# Work required
Go through the material and copy each line in which the word "font" shows up.

──────

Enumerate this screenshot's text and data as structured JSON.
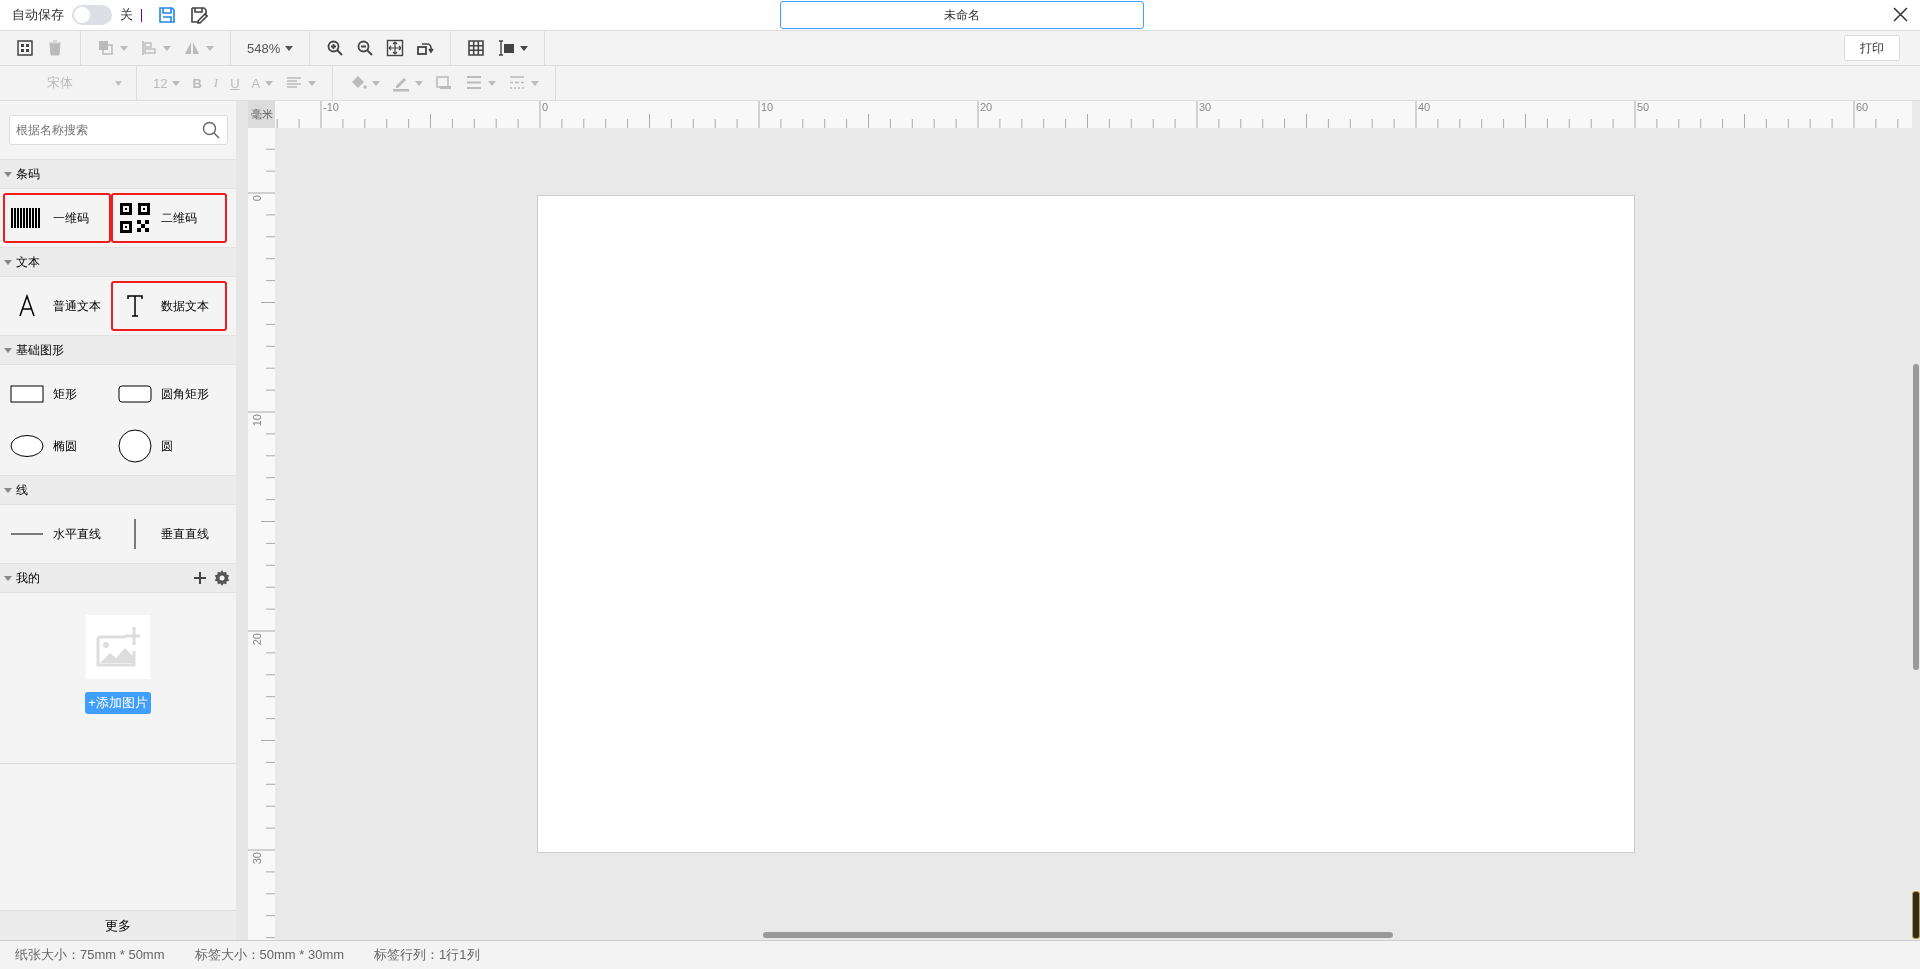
{
  "top_bar": {
    "autosave_label": "自动保存",
    "autosave_on": false,
    "autosave_state": "关",
    "document_title": "未命名"
  },
  "toolbar_rows": [
    [
      [
        {
          "kind": "select-all",
          "disabled": false,
          "dropdown": false
        },
        {
          "kind": "delete",
          "disabled": true,
          "dropdown": false
        }
      ],
      [
        {
          "kind": "layer",
          "disabled": true,
          "dropdown": true
        },
        {
          "kind": "align",
          "disabled": true,
          "dropdown": true
        },
        {
          "kind": "flip",
          "disabled": true,
          "dropdown": true
        }
      ],
      [
        {
          "kind": "zoom-level",
          "disabled": false,
          "dropdown": true,
          "label": "548%"
        }
      ],
      [
        {
          "kind": "zoom-in",
          "disabled": false,
          "dropdown": false
        },
        {
          "kind": "zoom-out",
          "disabled": false,
          "dropdown": false
        },
        {
          "kind": "fit",
          "disabled": false,
          "dropdown": false
        },
        {
          "kind": "rotate",
          "disabled": false,
          "dropdown": false
        }
      ],
      [
        {
          "kind": "grid",
          "disabled": false,
          "dropdown": false
        },
        {
          "kind": "ruler-unit",
          "disabled": false,
          "dropdown": true
        }
      ]
    ],
    [
      [
        {
          "kind": "font",
          "disabled": true,
          "dropdown": true,
          "label": "宋体"
        }
      ],
      [
        {
          "kind": "font-size",
          "disabled": true,
          "dropdown": true,
          "label": "12"
        },
        {
          "kind": "bold",
          "disabled": true,
          "dropdown": false,
          "label": "B"
        },
        {
          "kind": "italic",
          "disabled": true,
          "dropdown": false,
          "label": "I"
        },
        {
          "kind": "underline",
          "disabled": true,
          "dropdown": false,
          "label": "U"
        },
        {
          "kind": "font-color",
          "disabled": true,
          "dropdown": true,
          "label": "A"
        },
        {
          "kind": "text-align",
          "disabled": true,
          "dropdown": true
        }
      ],
      [
        {
          "kind": "fill",
          "disabled": true,
          "dropdown": true
        },
        {
          "kind": "line-color",
          "disabled": true,
          "dropdown": true
        },
        {
          "kind": "shadow",
          "disabled": true,
          "dropdown": false
        },
        {
          "kind": "line-width",
          "disabled": true,
          "dropdown": true
        },
        {
          "kind": "dash",
          "disabled": true,
          "dropdown": true
        }
      ]
    ]
  ],
  "print_button": "打印",
  "sidebar": {
    "search": {
      "placeholder": "根据名称搜索"
    },
    "sections": [
      {
        "kind": "components",
        "title": "条码",
        "expanded": true,
        "items": [
          {
            "label": "一维码",
            "kind": "barcode",
            "highlighted": true
          },
          {
            "label": "二维码",
            "kind": "qrcode",
            "highlighted": true
          }
        ]
      },
      {
        "kind": "components",
        "title": "文本",
        "expanded": true,
        "items": [
          {
            "label": "普通文本",
            "kind": "letter-a",
            "highlighted": false
          },
          {
            "label": "数据文本",
            "kind": "letter-t",
            "highlighted": true
          }
        ]
      },
      {
        "kind": "components",
        "title": "基础图形",
        "expanded": true,
        "items": [
          {
            "label": "矩形",
            "kind": "rect",
            "highlighted": false
          },
          {
            "label": "圆角矩形",
            "kind": "round-rect",
            "highlighted": false
          },
          {
            "label": "椭圆",
            "kind": "ellipse",
            "highlighted": false
          },
          {
            "label": "圆",
            "kind": "circle",
            "highlighted": false
          }
        ]
      },
      {
        "kind": "components",
        "title": "线",
        "expanded": true,
        "items": [
          {
            "label": "水平直线",
            "kind": "hline",
            "highlighted": false
          },
          {
            "label": "垂直直线",
            "kind": "vline",
            "highlighted": false
          }
        ]
      },
      {
        "kind": "library",
        "title": "我的",
        "expanded": true,
        "upload_button": "+添加图片"
      }
    ],
    "more_button": "更多"
  },
  "ruler": {
    "unit": "毫米",
    "top_labels": [
      "-10",
      "0",
      "10",
      "20",
      "30",
      "40",
      "50",
      "60"
    ],
    "left_labels": [
      "0",
      "10",
      "20",
      "30"
    ]
  },
  "status_bar": [
    "纸张大小：75mm * 50mm",
    "标签大小：50mm * 30mm",
    "标签行列：1行1列"
  ]
}
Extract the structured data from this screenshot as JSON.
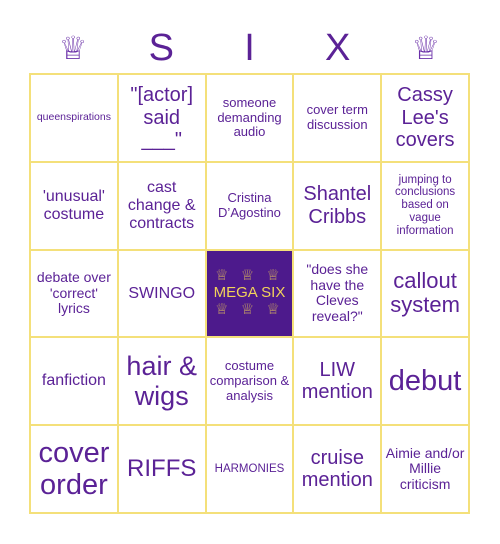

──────

# Answer box
          "kind": "font",
          "kind": "font-size",
          "kind": "font-color",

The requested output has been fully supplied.